Floor hockey is not Floorball the difference matters

There’s a misconception that needs to be cleared up. It is important that you understand this concept because it matters. Simply put, floor hockey is not the same as Floorball. It may be similar, but it is very much its own sport. If you’re playing floor hockey you may have even made adaptions to the rules, which are likely the rules of Floorball. If that’s the case the only thing you’re missing is the equipment. Again, while they’re similar sports at first glance they are in fact different.

When people see Floorball for the first time they immediately recall their school days when they would play hockey in PE. For many this became the best program of the year. If you lived in areas without ice hockey or a hockey culture you were excited about doing something different. However, after school it pretty much ended. It wasn’t common to find hockey being played on the playground in many regions around the US. In the 90’s street hockey had a surge with roller hockey  grabbing the attention of ESPN with leagues popping up in California, but that didn’t last very long. While street hockey grew, floor hockey as a full-fledged program hasn’t done a lot beyond being played in school. There’s also a distinction that needs to be noted based on where you live. Floor hockey (also known as ball hockey or dek hockey) does have a bigger presence in certain areas. Typically in the north eastern US.

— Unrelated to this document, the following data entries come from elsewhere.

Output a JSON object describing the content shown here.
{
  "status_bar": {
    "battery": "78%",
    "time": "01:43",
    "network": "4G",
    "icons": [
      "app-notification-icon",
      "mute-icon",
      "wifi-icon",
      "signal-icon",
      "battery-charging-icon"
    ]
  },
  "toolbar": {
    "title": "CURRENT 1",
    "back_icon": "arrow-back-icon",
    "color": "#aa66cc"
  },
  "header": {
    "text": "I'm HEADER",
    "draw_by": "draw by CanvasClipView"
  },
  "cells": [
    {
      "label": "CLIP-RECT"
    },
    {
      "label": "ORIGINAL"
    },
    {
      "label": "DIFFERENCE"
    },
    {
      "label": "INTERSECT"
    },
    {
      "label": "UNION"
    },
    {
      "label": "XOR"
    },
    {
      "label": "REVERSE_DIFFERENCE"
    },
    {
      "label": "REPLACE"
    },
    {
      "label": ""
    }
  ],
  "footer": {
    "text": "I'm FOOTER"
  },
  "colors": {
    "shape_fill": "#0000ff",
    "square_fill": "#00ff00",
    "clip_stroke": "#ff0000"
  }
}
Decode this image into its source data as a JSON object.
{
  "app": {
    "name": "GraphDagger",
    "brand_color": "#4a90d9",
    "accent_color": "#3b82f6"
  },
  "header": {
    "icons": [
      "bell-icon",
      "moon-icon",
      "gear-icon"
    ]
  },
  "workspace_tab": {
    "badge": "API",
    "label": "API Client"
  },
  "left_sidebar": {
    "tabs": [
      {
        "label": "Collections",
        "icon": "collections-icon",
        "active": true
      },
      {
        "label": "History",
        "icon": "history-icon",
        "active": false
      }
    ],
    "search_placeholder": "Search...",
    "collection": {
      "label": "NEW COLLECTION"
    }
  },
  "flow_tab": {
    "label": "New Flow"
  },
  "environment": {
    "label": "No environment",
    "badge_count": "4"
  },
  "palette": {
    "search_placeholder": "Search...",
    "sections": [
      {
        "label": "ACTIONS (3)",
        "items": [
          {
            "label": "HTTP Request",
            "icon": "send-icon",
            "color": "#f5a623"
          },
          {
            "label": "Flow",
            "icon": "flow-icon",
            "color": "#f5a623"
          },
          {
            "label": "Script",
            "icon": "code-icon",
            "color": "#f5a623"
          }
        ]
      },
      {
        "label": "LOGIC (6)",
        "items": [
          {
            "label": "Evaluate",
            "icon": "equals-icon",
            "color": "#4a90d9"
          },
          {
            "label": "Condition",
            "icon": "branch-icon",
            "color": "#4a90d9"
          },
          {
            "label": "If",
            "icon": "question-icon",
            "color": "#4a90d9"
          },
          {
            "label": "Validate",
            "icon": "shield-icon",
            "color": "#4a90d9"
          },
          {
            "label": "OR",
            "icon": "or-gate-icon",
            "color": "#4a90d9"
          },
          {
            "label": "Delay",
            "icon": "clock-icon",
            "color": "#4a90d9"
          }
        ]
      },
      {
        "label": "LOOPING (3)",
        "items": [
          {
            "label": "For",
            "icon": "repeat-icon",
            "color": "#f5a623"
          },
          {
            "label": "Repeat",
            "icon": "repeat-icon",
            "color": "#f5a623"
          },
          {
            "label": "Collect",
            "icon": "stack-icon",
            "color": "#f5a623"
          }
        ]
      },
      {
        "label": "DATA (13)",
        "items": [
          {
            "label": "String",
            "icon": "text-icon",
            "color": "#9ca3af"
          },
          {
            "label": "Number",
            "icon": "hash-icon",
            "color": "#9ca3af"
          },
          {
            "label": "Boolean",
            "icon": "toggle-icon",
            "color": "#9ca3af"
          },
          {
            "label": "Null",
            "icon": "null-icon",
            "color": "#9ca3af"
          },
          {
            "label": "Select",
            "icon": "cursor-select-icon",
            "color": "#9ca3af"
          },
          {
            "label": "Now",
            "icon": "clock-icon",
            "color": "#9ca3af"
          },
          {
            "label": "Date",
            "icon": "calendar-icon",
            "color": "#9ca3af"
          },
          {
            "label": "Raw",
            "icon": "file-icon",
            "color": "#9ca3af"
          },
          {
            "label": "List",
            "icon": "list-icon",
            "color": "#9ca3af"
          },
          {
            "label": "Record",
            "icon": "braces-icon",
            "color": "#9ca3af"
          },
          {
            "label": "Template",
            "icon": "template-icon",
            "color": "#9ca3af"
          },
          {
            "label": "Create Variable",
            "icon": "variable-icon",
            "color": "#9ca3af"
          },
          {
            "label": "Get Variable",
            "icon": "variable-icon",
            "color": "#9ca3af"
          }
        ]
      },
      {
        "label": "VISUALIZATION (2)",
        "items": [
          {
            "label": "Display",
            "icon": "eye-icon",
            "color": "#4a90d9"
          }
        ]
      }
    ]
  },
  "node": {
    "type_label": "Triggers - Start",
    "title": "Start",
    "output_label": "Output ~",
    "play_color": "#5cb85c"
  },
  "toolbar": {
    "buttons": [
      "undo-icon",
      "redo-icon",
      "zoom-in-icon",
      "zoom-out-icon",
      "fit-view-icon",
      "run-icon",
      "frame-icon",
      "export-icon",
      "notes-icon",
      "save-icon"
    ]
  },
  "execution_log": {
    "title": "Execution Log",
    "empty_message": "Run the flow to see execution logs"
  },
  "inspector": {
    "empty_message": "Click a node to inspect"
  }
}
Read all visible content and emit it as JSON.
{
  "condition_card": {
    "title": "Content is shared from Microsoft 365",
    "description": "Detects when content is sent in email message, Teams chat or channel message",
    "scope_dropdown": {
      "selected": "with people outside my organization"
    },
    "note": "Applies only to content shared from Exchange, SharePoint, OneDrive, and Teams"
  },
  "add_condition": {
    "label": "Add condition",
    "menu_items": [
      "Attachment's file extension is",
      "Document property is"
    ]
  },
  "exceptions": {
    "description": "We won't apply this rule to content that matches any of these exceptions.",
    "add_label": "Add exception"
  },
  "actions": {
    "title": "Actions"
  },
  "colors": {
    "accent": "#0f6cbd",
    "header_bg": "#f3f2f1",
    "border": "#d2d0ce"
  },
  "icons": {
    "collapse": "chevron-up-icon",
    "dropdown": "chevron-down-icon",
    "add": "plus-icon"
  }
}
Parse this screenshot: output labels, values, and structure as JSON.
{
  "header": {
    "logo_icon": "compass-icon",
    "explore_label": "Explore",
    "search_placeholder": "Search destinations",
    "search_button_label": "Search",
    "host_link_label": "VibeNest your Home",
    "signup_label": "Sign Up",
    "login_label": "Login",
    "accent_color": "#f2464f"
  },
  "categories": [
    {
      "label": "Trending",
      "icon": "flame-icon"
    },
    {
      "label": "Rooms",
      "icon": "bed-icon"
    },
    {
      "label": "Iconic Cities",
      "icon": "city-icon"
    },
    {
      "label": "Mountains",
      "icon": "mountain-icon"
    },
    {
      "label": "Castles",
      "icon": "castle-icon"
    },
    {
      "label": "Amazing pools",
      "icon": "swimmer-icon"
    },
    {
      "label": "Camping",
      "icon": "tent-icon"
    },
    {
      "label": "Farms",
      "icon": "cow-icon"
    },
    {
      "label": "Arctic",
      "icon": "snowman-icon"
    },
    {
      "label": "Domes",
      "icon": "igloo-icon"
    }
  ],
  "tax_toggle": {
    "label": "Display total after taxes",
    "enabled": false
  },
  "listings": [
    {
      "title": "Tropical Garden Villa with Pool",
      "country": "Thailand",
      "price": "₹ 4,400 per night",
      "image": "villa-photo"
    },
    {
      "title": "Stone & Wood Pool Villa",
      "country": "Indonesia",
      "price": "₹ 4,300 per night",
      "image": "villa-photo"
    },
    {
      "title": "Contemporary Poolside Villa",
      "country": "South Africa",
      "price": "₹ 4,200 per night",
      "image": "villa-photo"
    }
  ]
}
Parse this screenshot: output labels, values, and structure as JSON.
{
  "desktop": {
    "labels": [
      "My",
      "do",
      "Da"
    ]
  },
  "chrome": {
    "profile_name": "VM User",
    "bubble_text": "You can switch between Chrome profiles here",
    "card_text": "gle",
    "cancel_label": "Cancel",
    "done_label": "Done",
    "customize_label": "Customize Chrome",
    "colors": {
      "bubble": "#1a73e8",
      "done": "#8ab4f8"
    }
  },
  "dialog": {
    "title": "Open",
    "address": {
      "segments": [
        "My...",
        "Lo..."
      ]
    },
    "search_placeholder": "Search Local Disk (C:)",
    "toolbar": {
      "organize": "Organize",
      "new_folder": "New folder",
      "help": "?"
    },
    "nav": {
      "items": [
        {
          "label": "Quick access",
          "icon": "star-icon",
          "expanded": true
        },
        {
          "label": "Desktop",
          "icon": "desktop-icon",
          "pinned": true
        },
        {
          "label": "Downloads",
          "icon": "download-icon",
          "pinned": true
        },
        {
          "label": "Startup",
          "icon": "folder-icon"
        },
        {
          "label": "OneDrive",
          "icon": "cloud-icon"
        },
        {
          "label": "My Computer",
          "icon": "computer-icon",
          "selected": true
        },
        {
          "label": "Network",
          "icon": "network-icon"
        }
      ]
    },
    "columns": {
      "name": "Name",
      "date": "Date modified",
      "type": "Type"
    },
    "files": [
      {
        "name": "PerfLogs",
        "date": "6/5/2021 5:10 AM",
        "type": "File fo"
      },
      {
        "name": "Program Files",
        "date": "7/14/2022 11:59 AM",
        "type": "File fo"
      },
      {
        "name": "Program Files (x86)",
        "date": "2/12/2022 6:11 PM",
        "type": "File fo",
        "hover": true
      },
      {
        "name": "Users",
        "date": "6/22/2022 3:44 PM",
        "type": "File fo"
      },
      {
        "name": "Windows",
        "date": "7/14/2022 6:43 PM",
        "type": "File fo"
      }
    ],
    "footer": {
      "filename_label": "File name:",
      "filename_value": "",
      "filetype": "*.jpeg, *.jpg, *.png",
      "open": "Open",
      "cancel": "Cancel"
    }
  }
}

Floor hockey is more or less hockey without skates, and the rules closely follow ice hockey. This is a key difference between floor hockey and Floorball. It’s important to note the difference and call each sport what it is. Calling Floorball and floor hockey the same thing confuses more than helps. In fact I’ve had conversations with people who immediately discredit Floorball as a sport because of their history and views on floor hockey. I’m even seeing some promote and sell Floorball equipment as floor hockey equipment. I understand they’re trying to bridge a gap between hockey culture to make the connection. However, a lack of education on the language and sport creates more challenges. If Floorball is to raise awareness and grow it is vital they we’re all using the same language.

The nice thing about Floorball is that it draws from other sports such as hockey, soccer, lacrosse, and basketball. From the rules to game play it is a sport that if you’ve played any of those will understand the format of how to play. The key differences of the sport are built around the rules. While floor hockey allows a lot of body and stick contact Floorball does not. This is crucial because we need to be playing Floorball not a pseudo form of hockey. What you’ll find in understanding these differences is that Floorball really is a different sport.

The argument that Floorball is the same as floor hockey baffles me. If you’ve played the two you’ll quickly understand why they’re not. There’s nothing wrong with either. I think that there is a lot of value in both and offering both. However, I believe that Floorball has a better potential to build into a regular fledgling sport. Having been around for 30 years floor hockey has not developed the same way soccer or basketball has, sepcific to youth leagues and development. I firmly believe, and it’s starting to show, that Floorball can and will be able to build from a primarily instructional activity to a developed sport.

Floorball is currently being developed across the world. It lends itself to being inclusive to all populations from the rules of the game and the quality of the equipment. This is what separates it from floor hockey, and will allow it to continue to grow around the world. Ice hockey is taking notice and using it as part of off-ice development. Schools are using it because they like the safety component of the sport through the rules and equipment. Kids and adults like it because it’s a fun, fast, cost effective, and engaging sport that can be played anywhere. There is a difference between Floorball and floor hockey, and it’s important to know and understand the differences. I think when you do you’ll choose Floorball.